As part of this months T-SQL Tuesday on “relationships” I thought I’d post about a handy feature in SQL Server Management Studio.
As the title of the article implies I’m going to discuss how database diagrams in SSMS can be handy to visually see the relationship’s in a database. But I think I could have also named the article “T-SQL Tuesday: Spot Relationship’s with Database Diagrams, or the Lack of Them”.
Out of the box and with a deployed database you may get a warning about trying to use a database diagram and that they’re not accessible. Quite often this is because the database does not have a valid owner. As always Books Online is our hero, you can use sp_changedbowner to change the owner. While you’re at BoL read this too, it explains database diagram ownership.
With that out of the way we can move on to the point of this article. Relationships!
SSMS’s database diagram’s when first made will ask you what tables you want to add to the diagram. Go ahead and add them all, you’ll end up with a nicely formatted diagram showing you your tables all lined up nicely with each other. Your results will vary but will likely be a mixture of the tables neatly arrayed with lines drawn between them … or … tables neatly arrayed one after another after another with nary a line to be seen. As they say, “Hope for the best but prepare for the worst.”
If you’re lucky and you have lines between tables rest assured that at least some tables have foreign keys between tables. But don’t rest too long because just because there are lines doesn’t mean there are enough of them (or there might be too many). It’s now time to look at each table neatly arrayed and familiarize yourself with the schema. I find that visually it is quite easy this way to spot likely candidates for FK’s. You’re also likely to spot other things, such as PK candidates, better normalization strategies, moments of sheer database schema genius, or pure database depravity. If you find the latter then…
Database diagrams are also great for spotting everything that’s missing as well. Orphaned tables are quite obvious sitting all by themselves, and again I find it visually easy to quickly tell if that’s the way it should be or shouldn’t be. If you find everything is missing you can start adding FK’s right there in your diagram. Simply right click on a table and you’re given quite a few options to start updating your schema. (See the warning below!)
Anyhow, I hope everyone gives SSMS’s diagrams a try. It does not replace sitting down and verifying your database’s relationship’s one by one. But it does make a great aid in doing so.
A couple of additional points to keep in mind when looking using database diagrams:
- Remember there are times you might not want a foreign key. FK’s do imply overhead and in a performance consideration there may be a valid reason to not have them.
- The diagram resizing isn’t really all that great, 75% means that the text is 25% less legible. Not very handy unless you want to get a REALLY high level view.
- Go ahead and drag things around. I do all the time.
- Try printing these out! Print to a PDF with something like CutePDF or if you’re lucky like I am with a large format printer print it out on a 3′ x 3′ piece of paper and start drawing all over it.
And finally a word of warning!

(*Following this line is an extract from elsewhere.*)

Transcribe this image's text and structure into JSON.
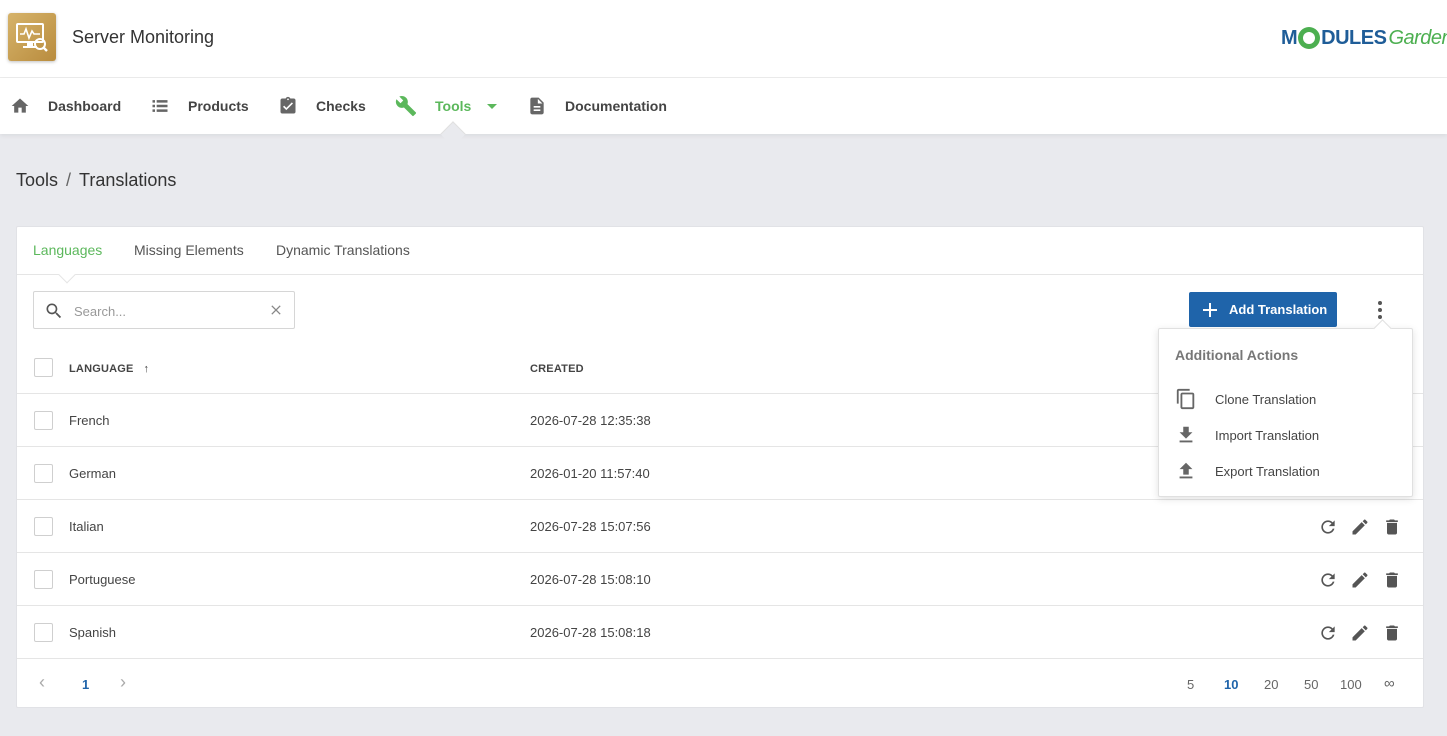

The changes you make in a database diagram can be committed! So don’t go trying to drop database objects in a production environment. I think it’s best practice to just not use them in production. Unless you’ve practiced your disaster recovery recently and feel quite confident in it.